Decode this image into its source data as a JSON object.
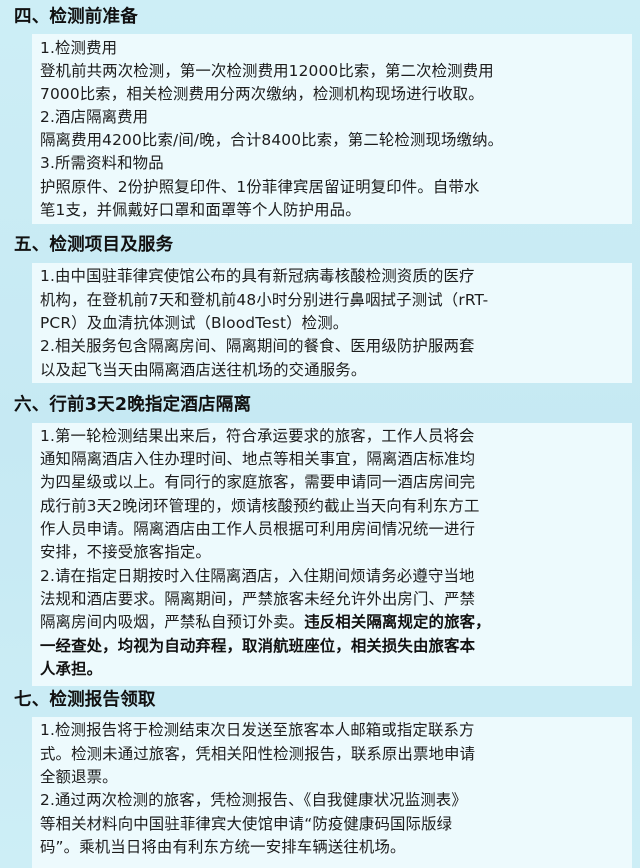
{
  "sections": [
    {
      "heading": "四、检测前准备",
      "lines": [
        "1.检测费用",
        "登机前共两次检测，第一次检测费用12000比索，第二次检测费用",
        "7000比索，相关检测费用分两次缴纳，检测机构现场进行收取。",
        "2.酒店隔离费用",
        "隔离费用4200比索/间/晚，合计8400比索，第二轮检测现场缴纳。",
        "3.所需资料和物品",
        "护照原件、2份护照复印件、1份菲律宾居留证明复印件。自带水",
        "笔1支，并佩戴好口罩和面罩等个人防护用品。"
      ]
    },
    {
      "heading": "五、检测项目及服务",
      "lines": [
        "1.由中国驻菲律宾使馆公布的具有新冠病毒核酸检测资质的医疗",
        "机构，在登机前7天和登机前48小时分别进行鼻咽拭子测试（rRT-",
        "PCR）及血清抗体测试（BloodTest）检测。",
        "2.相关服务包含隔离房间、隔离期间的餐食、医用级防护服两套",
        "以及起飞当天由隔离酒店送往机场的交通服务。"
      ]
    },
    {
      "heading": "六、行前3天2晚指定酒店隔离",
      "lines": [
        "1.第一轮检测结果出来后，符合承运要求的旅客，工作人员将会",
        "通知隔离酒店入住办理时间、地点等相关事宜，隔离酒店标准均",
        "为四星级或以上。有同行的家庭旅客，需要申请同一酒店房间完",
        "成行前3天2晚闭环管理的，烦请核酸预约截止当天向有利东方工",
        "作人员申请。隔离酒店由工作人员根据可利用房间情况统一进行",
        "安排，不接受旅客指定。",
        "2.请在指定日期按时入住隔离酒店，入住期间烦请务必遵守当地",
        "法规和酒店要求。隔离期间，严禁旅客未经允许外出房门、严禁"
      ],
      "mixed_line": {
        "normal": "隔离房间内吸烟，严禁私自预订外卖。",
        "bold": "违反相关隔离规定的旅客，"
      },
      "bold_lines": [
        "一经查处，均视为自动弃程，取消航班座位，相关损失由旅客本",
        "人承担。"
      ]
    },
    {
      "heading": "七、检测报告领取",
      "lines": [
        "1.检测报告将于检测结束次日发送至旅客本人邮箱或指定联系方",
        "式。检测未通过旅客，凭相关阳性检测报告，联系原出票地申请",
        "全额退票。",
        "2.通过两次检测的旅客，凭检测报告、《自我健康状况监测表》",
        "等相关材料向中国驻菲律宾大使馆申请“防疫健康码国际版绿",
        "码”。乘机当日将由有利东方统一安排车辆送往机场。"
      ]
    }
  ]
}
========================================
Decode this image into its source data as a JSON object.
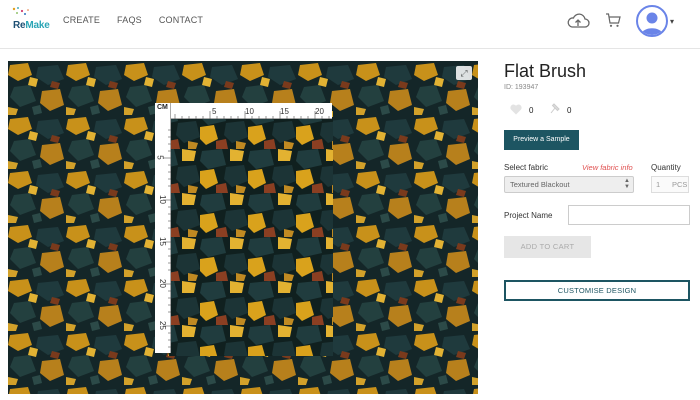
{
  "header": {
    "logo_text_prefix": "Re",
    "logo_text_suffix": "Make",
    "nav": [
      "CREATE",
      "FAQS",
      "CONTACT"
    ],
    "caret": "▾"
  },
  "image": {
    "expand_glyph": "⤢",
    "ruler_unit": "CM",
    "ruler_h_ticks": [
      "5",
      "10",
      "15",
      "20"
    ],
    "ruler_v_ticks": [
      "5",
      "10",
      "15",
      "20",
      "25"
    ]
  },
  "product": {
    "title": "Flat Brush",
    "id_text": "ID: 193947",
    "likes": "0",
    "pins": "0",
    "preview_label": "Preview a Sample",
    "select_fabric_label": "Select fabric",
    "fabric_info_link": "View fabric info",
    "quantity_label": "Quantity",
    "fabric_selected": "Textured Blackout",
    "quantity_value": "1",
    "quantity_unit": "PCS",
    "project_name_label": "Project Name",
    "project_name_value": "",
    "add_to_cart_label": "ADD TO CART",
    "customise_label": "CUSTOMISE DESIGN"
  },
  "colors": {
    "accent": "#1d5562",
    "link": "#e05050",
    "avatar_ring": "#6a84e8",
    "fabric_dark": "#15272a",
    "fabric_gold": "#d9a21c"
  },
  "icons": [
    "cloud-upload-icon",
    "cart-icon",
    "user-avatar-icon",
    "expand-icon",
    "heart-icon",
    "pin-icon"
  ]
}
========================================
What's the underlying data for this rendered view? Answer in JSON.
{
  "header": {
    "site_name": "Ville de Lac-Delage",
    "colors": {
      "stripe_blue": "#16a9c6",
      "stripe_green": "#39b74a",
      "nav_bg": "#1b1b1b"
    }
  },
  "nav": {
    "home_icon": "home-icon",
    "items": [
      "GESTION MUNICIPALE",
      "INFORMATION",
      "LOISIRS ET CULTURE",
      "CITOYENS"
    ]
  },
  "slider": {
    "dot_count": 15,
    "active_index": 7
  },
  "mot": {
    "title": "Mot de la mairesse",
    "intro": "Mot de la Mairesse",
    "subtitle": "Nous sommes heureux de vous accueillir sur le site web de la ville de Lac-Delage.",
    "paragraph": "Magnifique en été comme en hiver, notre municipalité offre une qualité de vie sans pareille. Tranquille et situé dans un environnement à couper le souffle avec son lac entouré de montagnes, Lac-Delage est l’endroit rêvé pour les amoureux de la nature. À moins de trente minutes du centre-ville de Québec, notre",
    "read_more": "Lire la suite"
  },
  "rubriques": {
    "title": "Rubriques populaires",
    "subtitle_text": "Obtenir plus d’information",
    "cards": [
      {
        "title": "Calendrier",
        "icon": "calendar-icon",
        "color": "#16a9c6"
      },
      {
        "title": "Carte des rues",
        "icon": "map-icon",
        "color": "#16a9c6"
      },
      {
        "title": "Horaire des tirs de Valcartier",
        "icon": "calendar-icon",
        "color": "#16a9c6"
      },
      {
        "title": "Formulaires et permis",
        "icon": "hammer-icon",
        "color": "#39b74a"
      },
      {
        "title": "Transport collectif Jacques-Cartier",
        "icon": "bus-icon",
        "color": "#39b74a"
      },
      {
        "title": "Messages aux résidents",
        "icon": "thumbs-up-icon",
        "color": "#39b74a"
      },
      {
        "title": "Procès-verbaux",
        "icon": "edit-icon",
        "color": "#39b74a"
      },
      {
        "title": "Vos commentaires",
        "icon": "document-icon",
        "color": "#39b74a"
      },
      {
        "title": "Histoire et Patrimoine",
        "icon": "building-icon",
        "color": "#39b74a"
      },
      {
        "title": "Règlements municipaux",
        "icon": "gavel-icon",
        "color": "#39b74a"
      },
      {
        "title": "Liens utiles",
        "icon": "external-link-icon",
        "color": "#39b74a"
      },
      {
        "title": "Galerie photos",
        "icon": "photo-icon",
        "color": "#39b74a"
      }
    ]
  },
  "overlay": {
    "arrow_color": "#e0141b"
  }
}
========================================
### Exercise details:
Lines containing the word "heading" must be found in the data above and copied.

### Expected answer:
      "heading": "四、检测前准备",
      "heading": "五、检测项目及服务",
      "heading": "六、行前3天2晚指定酒店隔离",
      "heading": "七、检测报告领取",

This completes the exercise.